- _WORK TO COMPLETE_:
Read the entries below and pull out each line with the string "object".

- _TASK INPUT_:
********************

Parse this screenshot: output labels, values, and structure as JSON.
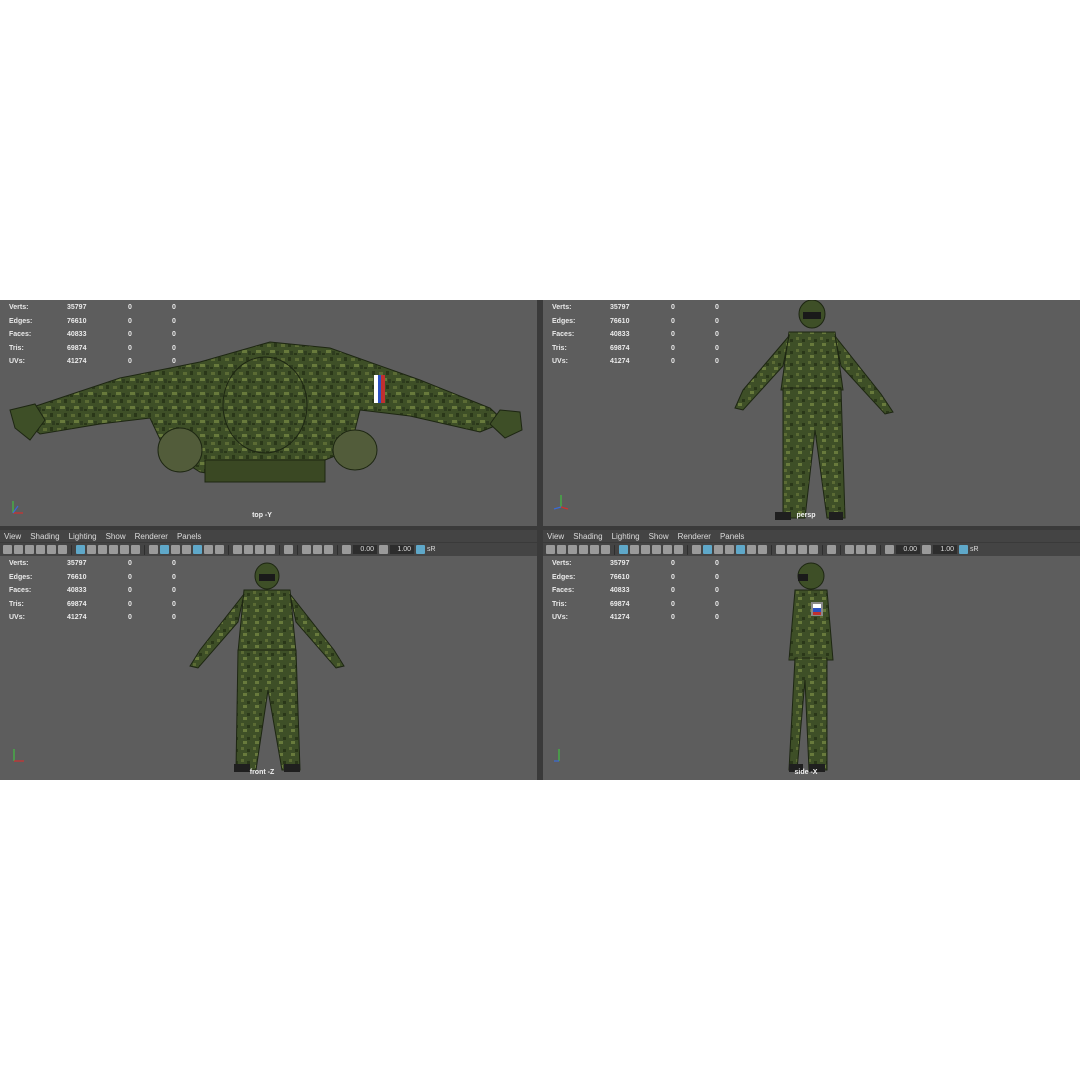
{
  "stats_labels": {
    "verts": "Verts:",
    "edges": "Edges:",
    "faces": "Faces:",
    "tris": "Tris:",
    "uvs": "UVs:"
  },
  "stats_values": {
    "verts": "35797",
    "edges": "76610",
    "faces": "40833",
    "tris": "69874",
    "uvs": "41274",
    "zero": "0"
  },
  "menu": {
    "view": "View",
    "shading": "Shading",
    "lighting": "Lighting",
    "show": "Show",
    "renderer": "Renderer",
    "panels": "Panels"
  },
  "toolbar": {
    "value_a": "0.00",
    "value_b": "1.00",
    "cut_label": "sR"
  },
  "viewports": {
    "top": {
      "camera": "top -Y"
    },
    "persp": {
      "camera": "persp"
    },
    "front": {
      "camera": "front -Z"
    },
    "side": {
      "camera": "side -X"
    }
  },
  "colors": {
    "viewport_bg": "#5d5d5d",
    "camo_dark": "#2f3d1f",
    "camo_mid": "#4a5c2e",
    "camo_light": "#6b7a3e",
    "axis_x": "#d03030",
    "axis_y": "#40c040",
    "axis_z": "#3a6bd8"
  },
  "icons": [
    "camera-icon",
    "grid-icon",
    "shaded-icon",
    "wireframe-icon",
    "light-icon",
    "exposure-icon",
    "gamma-icon",
    "settings-icon"
  ]
}
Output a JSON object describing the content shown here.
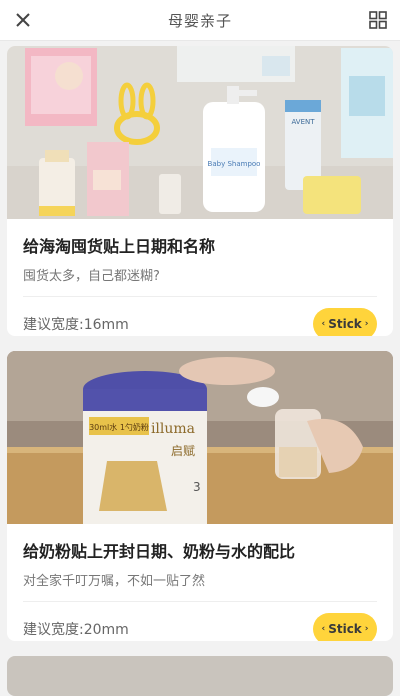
{
  "header": {
    "title": "母婴亲子"
  },
  "cards": [
    {
      "title": "给海淘囤货贴上日期和名称",
      "subtitle": "囤货太多，自己都迷糊?",
      "width_label": "建议宽度:16mm",
      "button": "Stick",
      "labels": [
        "Baby Shampoo",
        "AVENT"
      ]
    },
    {
      "title": "给奶粉贴上开封日期、奶粉与水的配比",
      "subtitle": "对全家千叮万嘱，不如一贴了然",
      "width_label": "建议宽度:20mm",
      "button": "Stick",
      "labels": [
        "illuma",
        "启赋"
      ]
    }
  ],
  "colors": {
    "accent": "#ffd43b",
    "background": "#f2f2f2"
  }
}
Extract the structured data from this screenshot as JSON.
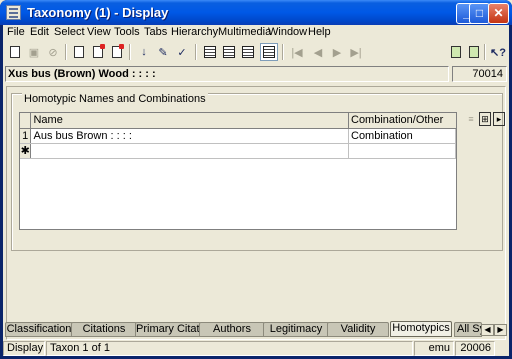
{
  "window": {
    "title": "Taxonomy (1) - Display"
  },
  "menu": [
    "File",
    "Edit",
    "Select",
    "View",
    "Tools",
    "Tabs",
    "Hierarchy",
    "Multimedia",
    "Window",
    "Help"
  ],
  "header": {
    "taxon_name": "Xus bus (Brown) Wood : : : :",
    "irn": "70014"
  },
  "section": {
    "label": "Homotypic Names and Combinations"
  },
  "grid": {
    "columns": [
      "Name",
      "Combination/Other"
    ],
    "rows": [
      {
        "num": "1",
        "name": "Aus bus Brown : : : :",
        "combination": "Combination"
      }
    ],
    "new_row_marker": "✱"
  },
  "tabs": [
    "Classification",
    "Citations",
    "Primary Citation",
    "Authors",
    "Legitimacy",
    "Validity",
    "Homotypics",
    "All Sy"
  ],
  "active_tab": "Homotypics",
  "status": {
    "mode": "Display",
    "position": "Taxon 1 of 1",
    "user": "emu",
    "count": "20006"
  }
}
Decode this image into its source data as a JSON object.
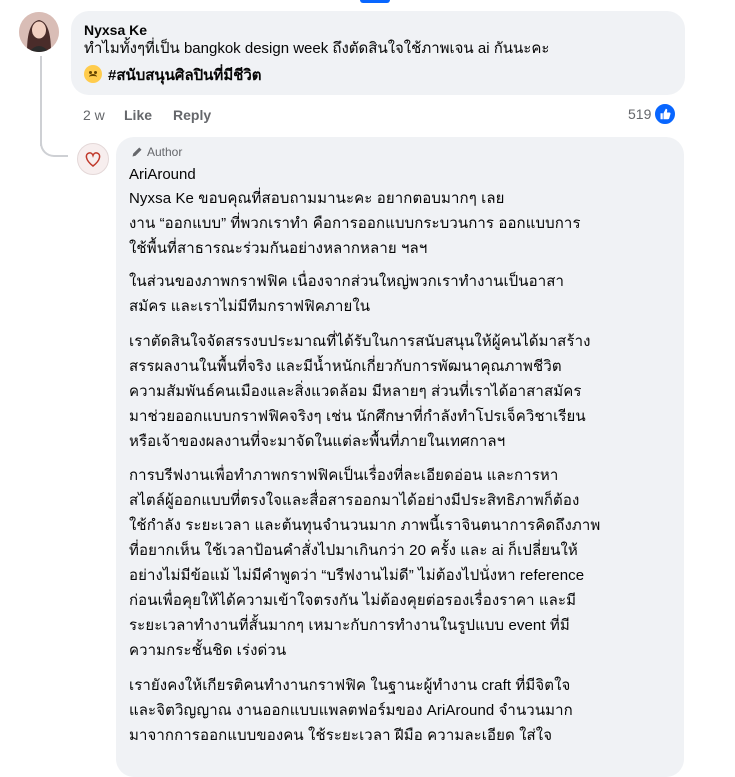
{
  "comment": {
    "author": "Nyxsa Ke",
    "lines": [
      "ทำไมทั้งๆที่เป็น bangkok design week ถึงตัดสินใจใช้ภาพเจน ai กันนะคะ",
      "#สนับสนุนศิลปินที่มีชีวิต"
    ],
    "time": "2 w",
    "like_label": "Like",
    "reply_label": "Reply",
    "reaction_count": "519"
  },
  "reply": {
    "badge": "Author",
    "author": "AriAround",
    "paragraphs": [
      [
        "Nyxsa Ke ขอบคุณที่สอบถามมานะคะ อยากตอบมากๆ เลย",
        "งาน “ออกแบบ” ที่พวกเราทำ คือการออกแบบกระบวนการ ออกแบบการ",
        "ใช้พื้นที่สาธารณะร่วมกันอย่างหลากหลาย ฯลฯ"
      ],
      [
        "ในส่วนของภาพกราฟฟิค เนื่องจากส่วนใหญ่พวกเราทำงานเป็นอาสา",
        "สมัคร และเราไม่มีทีมกราฟฟิคภายใน"
      ],
      [
        "เราตัดสินใจจัดสรรงบประมาณที่ได้รับในการสนับสนุนให้ผู้คนได้มาสร้าง",
        "สรรผลงานในพื้นที่จริง และมีน้ำหนักเกี่ยวกับการพัฒนาคุณภาพชีวิต",
        "ความสัมพันธ์คนเมืองและสิ่งแวดล้อม มีหลายๆ ส่วนที่เราได้อาสาสมัคร",
        "มาช่วยออกแบบกราฟฟิคจริงๆ เช่น นักศึกษาที่กำลังทำโปรเจ็ควิชาเรียน",
        "หรือเจ้าของผลงานที่จะมาจัดในแต่ละพื้นที่ภายในเทศกาลฯ"
      ],
      [
        "การบรีฟงานเพื่อทำภาพกราฟฟิคเป็นเรื่องที่ละเอียดอ่อน และการหา",
        "สไตล์ผู้ออกแบบที่ตรงใจและสื่อสารออกมาได้อย่างมีประสิทธิภาพก็ต้อง",
        "ใช้กำลัง ระยะเวลา และต้นทุนจำนวนมาก ภาพนี้เราจินตนาการคิดถึงภาพ",
        "ที่อยากเห็น ใช้เวลาป้อนคำสั่งไปมาเกินกว่า 20 ครั้ง และ ai ก็เปลี่ยนให้",
        "อย่างไม่มีข้อแม้ ไม่มีคำพูดว่า “บรีฟงานไม่ดี” ไม่ต้องไปนั่งหา reference",
        "ก่อนเพื่อคุยให้ได้ความเข้าใจตรงกัน ไม่ต้องคุยต่อรองเรื่องราคา และมี",
        "ระยะเวลาทำงานที่สั้นมากๆ เหมาะกับการทำงานในรูปแบบ event ที่มี",
        "ความกระชั้นชิด เร่งด่วน"
      ],
      [
        "เรายังคงให้เกียรติคนทำงานกราฟฟิค ในฐานะผู้ทำงาน craft ที่มีจิตใจ",
        "และจิตวิญญาณ งานออกแบบแพลตฟอร์มของ AriAround จำนวนมาก",
        "มาจากการออกแบบของคน ใช้ระยะเวลา ฝีมือ ความละเอียด ใส่ใจ"
      ]
    ]
  },
  "colors": {
    "accent": "#0866ff",
    "bubble": "#f0f2f5",
    "meta": "#65676b"
  },
  "icons": [
    "like-thumb-icon",
    "pencil-icon",
    "sad-face-emoji-icon"
  ]
}
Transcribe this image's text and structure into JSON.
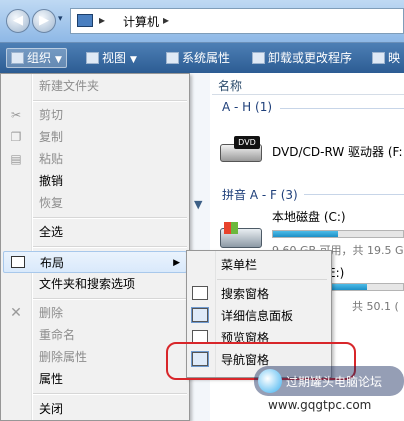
{
  "address": {
    "location": "计算机",
    "separator": "▸"
  },
  "toolbar": {
    "organize": "组织",
    "view": "视图",
    "system_properties": "系统属性",
    "uninstall": "卸载或更改程序",
    "map": "映"
  },
  "columns": {
    "name": "名称"
  },
  "groups": {
    "ah": "A - H (1)",
    "pinyin": "拼音 A - F (3)"
  },
  "drives": {
    "dvd": {
      "name": "DVD/CD-RW 驱动器 (F:",
      "icon_text": "DVD"
    },
    "c": {
      "name": "本地磁盘 (C:)",
      "free": "9.60 GB 可用，共 19.5 G",
      "fill": 0.5
    },
    "d": {
      "name_tail": "E:)",
      "free": "共 50.1 (",
      "fill": 0.72
    }
  },
  "menu": {
    "new_folder": "新建文件夹",
    "cut": "剪切",
    "copy": "复制",
    "paste": "粘贴",
    "undo": "撤销",
    "redo": "恢复",
    "select_all": "全选",
    "layout": "布局",
    "folder_options": "文件夹和搜索选项",
    "delete": "删除",
    "rename": "重命名",
    "remove_properties": "删除属性",
    "properties": "属性",
    "close": "关闭"
  },
  "submenu": {
    "menu_bar": "菜单栏",
    "search_pane": "搜索窗格",
    "details_pane": "详细信息面板",
    "preview_pane": "预览窗格",
    "navigation_pane": "导航窗格"
  },
  "watermark": {
    "line1": "过期罐头电脑论坛",
    "line2": "www.gqgtpc.com"
  },
  "colors": {
    "highlight": "#d9e9fb",
    "annotation": "#d8262a",
    "toolbar": "#2c5c93"
  }
}
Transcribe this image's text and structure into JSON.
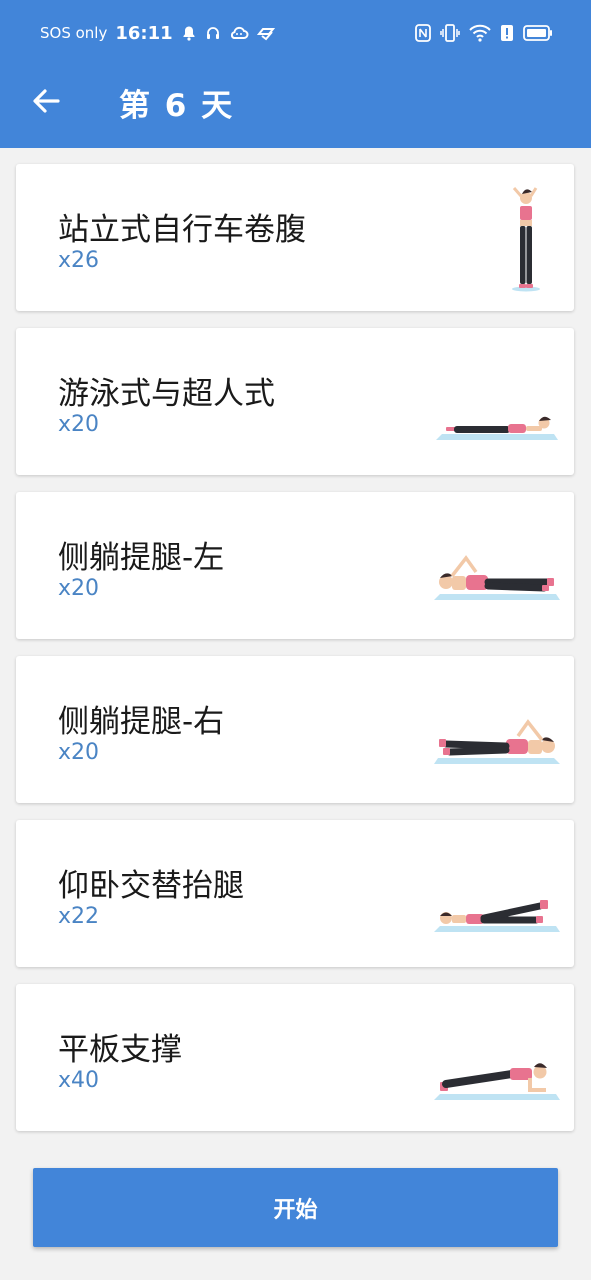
{
  "status_bar": {
    "carrier": "SOS only",
    "time": "16:11",
    "icons": [
      "bell-icon",
      "headset-icon",
      "cloud-icon",
      "app-icon",
      "nfc-icon",
      "vibrate-icon",
      "wifi-icon",
      "alert-icon",
      "battery-icon"
    ]
  },
  "header": {
    "title": "第 6 天",
    "back_icon": "arrow-left-icon"
  },
  "exercises": [
    {
      "name": "站立式自行车卷腹",
      "reps": "x26",
      "pose": "standing"
    },
    {
      "name": "游泳式与超人式",
      "reps": "x20",
      "pose": "prone"
    },
    {
      "name": "侧躺提腿-左",
      "reps": "x20",
      "pose": "side-lying-left"
    },
    {
      "name": "侧躺提腿-右",
      "reps": "x20",
      "pose": "side-lying-right"
    },
    {
      "name": "仰卧交替抬腿",
      "reps": "x22",
      "pose": "supine-leg-raise"
    },
    {
      "name": "平板支撑",
      "reps": "x40",
      "pose": "plank"
    }
  ],
  "start_button": {
    "label": "开始"
  },
  "colors": {
    "primary": "#4285d9",
    "reps_text": "#4a84c4",
    "accent_pink": "#e8738f",
    "mat": "#bfe3f3"
  }
}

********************

- _EXPECTED ANSWER_:
Output a JSON object describing the content shown here.
Decode this image into its source data as a JSON object.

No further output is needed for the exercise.